Arming Syria’s Rebels

this article comes courtesy of the Associated Press:

syrianrebs

WASHINGTON (AP) — The Obama administration is rethinking its opposition to arming the rebels who have been locked in a civil war with the Syrian regime for more than two years, Defense Secretary Chuck Hagel said Thursday, becoming the first top U.S. official to publicly acknowledge the reassessment.

During a Pentagon news conference with British Defense Secretary Philip Hammond, Hagel said arming the rebels was one option that the administration was considering in consultation with its allies. But he said he personally had not decided whether it would be a wise or appropriate move.

“Arming the rebels – that’s an option,” he said. “You look at and rethink all options. It doesn’t mean you do or you will. … It doesn’t mean that the president has decided on anything.”

Hammond said his country was still bound by a European Union arms embargo on Syria, but he said Britain would look at the issue again in a few weeks when the ban expires and make a decision based on the evolving situation on the ground.

Hagel’s comments affirmed what had been a quiet but emerging dialogue within the Obama administration: That arming the rebels might be preferable amid growing indications that the Syrian regime has used chemical weapons against its own people, an action President Barack Obama characterized as a “game-changer” that would have “enormous consequences.”

Asked for his thoughts on the evolving issue, Obama said Thursday that the U.S. will continue to evaluate its options.

“We want to make sure that we look before we leap and that what we’re doing is actually helpful to the situation as opposed to making it more deadly or more complex,” Obama said at a news conference in Mexico.

Both Hagel and Hammond also indicated that strong evidence still was needed to provide a solid legal basis for any military action the U.S. or its allies might take. While neither would detail the evidence already collected from several reported incidents of chemical weapons use by the Bashar Assad regime, Hammond said the public still remembers that claims of weapons of mass destruction in Iraq in 2003 turned out to be untrue.

“There is a very strong view that we have to have very clear, very high-quality evidence before we make plans and act on that evidence,” Hammond said. “If there were future use of chemical agents, that would generate new opportunities for us to establish a clear evidence of use to a legal standard of evidence.”

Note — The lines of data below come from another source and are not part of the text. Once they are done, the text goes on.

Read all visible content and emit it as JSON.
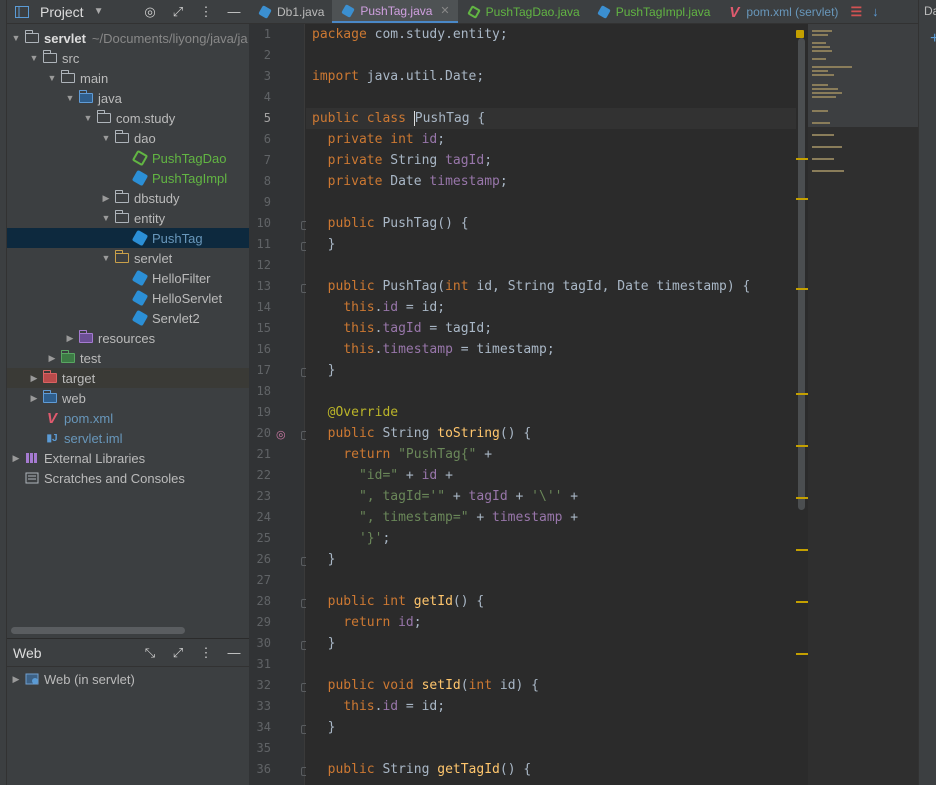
{
  "project_panel": {
    "title": "Project",
    "tree": [
      {
        "label": "servlet",
        "path": "~/Documents/liyong/java/ja"
      },
      {
        "label": "src"
      },
      {
        "label": "main"
      },
      {
        "label": "java"
      },
      {
        "label": "com.study"
      },
      {
        "label": "dao"
      },
      {
        "label": "PushTagDao"
      },
      {
        "label": "PushTagImpl"
      },
      {
        "label": "dbstudy"
      },
      {
        "label": "entity"
      },
      {
        "label": "PushTag"
      },
      {
        "label": "servlet"
      },
      {
        "label": "HelloFilter"
      },
      {
        "label": "HelloServlet"
      },
      {
        "label": "Servlet2"
      },
      {
        "label": "resources"
      },
      {
        "label": "test"
      },
      {
        "label": "target"
      },
      {
        "label": "web"
      },
      {
        "label": "pom.xml"
      },
      {
        "label": "servlet.iml"
      },
      {
        "label": "External Libraries"
      },
      {
        "label": "Scratches and Consoles"
      }
    ]
  },
  "web_panel": {
    "title": "Web",
    "items": [
      {
        "label": "Web (in servlet)"
      }
    ]
  },
  "tabs": [
    {
      "label": "Db1.java",
      "icon": "java-class-icon"
    },
    {
      "label": "PushTag.java",
      "icon": "java-class-icon",
      "active": true
    },
    {
      "label": "PushTagDao.java",
      "icon": "java-interface-icon"
    },
    {
      "label": "PushTagImpl.java",
      "icon": "java-class-icon"
    },
    {
      "label": "pom.xml (servlet)",
      "icon": "maven-icon"
    }
  ],
  "right_panel": {
    "label": "Da"
  },
  "editor": {
    "line_numbers": [
      "1",
      "2",
      "3",
      "4",
      "5",
      "6",
      "7",
      "8",
      "9",
      "10",
      "11",
      "12",
      "13",
      "14",
      "15",
      "16",
      "17",
      "18",
      "19",
      "20",
      "21",
      "22",
      "23",
      "24",
      "25",
      "26",
      "27",
      "28",
      "29",
      "30",
      "31",
      "32",
      "33",
      "34",
      "35",
      "36"
    ],
    "lines": [
      "package com.study.entity;",
      "",
      "import java.util.Date;",
      "",
      "public class PushTag {",
      "  private int id;",
      "  private String tagId;",
      "  private Date timestamp;",
      "",
      "  public PushTag() {",
      "  }",
      "",
      "  public PushTag(int id, String tagId, Date timestamp) {",
      "    this.id = id;",
      "    this.tagId = tagId;",
      "    this.timestamp = timestamp;",
      "  }",
      "",
      "  @Override",
      "  public String toString() {",
      "    return \"PushTag{\" +",
      "      \"id=\" + id +",
      "      \", tagId='\" + tagId + '\\'' +",
      "      \", timestamp=\" + timestamp +",
      "      '}';",
      "  }",
      "",
      "  public int getId() {",
      "    return id;",
      "  }",
      "",
      "  public void setId(int id) {",
      "    this.id = id;",
      "  }",
      "",
      "  public String getTagId() {"
    ]
  },
  "colors": {
    "keyword": "#cc7832",
    "string": "#6a8759",
    "field": "#9876aa",
    "method": "#ffc66d",
    "annotation": "#bbb529",
    "accent": "#4a88c7"
  }
}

syrianrebs2

Officials have said that intelligence assessments of the use of sarin gas in Syria are based in part on “physiological samples,” which could include human tissue, blood or other body materials, in addition to soil samples. Asked whether the U.S. and Britain have separate samples or are examining the same material, Hammond declined to specify, but said the two countries were working closely on the analysis.

Hagel said each country uses its own intelligence agencies but works to share information with allies.

Administration officials said Wednesday that arming the opposition forces was seen as more likely than any other military option. They cited U.S. intelligence beliefs that the rebels may be distancing themselves from the al-Qaida-linked group there. The officials spoke on condition of anonymity because they weren’t authorized to discuss publicly the options under consideration.

Some senior leaders, including Gen. Martin Dempsey, chairman of the Joint Chiefs of Staff, have been publicly skeptical about the wisdom of arming the rebels because of concerns that U.S. weapons could end up in the hands of al-Qaida-linked groups helping the Syrian opposition or other extremists, such as Lebanon-based Hezbollah.

But officials say there is a growing realization that, under increasing pressure from Congress and other allied nations, the U.S. might soon have to do more for the Free Syrian Army.

The administration announced last week that it believed Assad has used chemical weapons but said the intelligence wasn’t definitive.

Damascus has denied it has used chemical weapons, saying the Syrian rebels were trying to frame the regime.

Asked about Syria’s chemical weapons caches, Hammond said Britain believes the Assad regime remains in control of its principal weapons sites.

“I think we have a great deal of knowledge of location of chemical weapons,” Hammond said. “That is not the same as saying that I can put my hand on my heart and say we know where every last item is.”

Other military options under discussion include creating a no-fly zone over the country or a limited safe zone where Syrians could be free from violence. There has been little appetite for putting U.S. military boots on the ground in Syria.

Syria’s two-year civil war has left an estimated 70,000 people dead and hundreds of thousands of refugees.

Jackson Williams.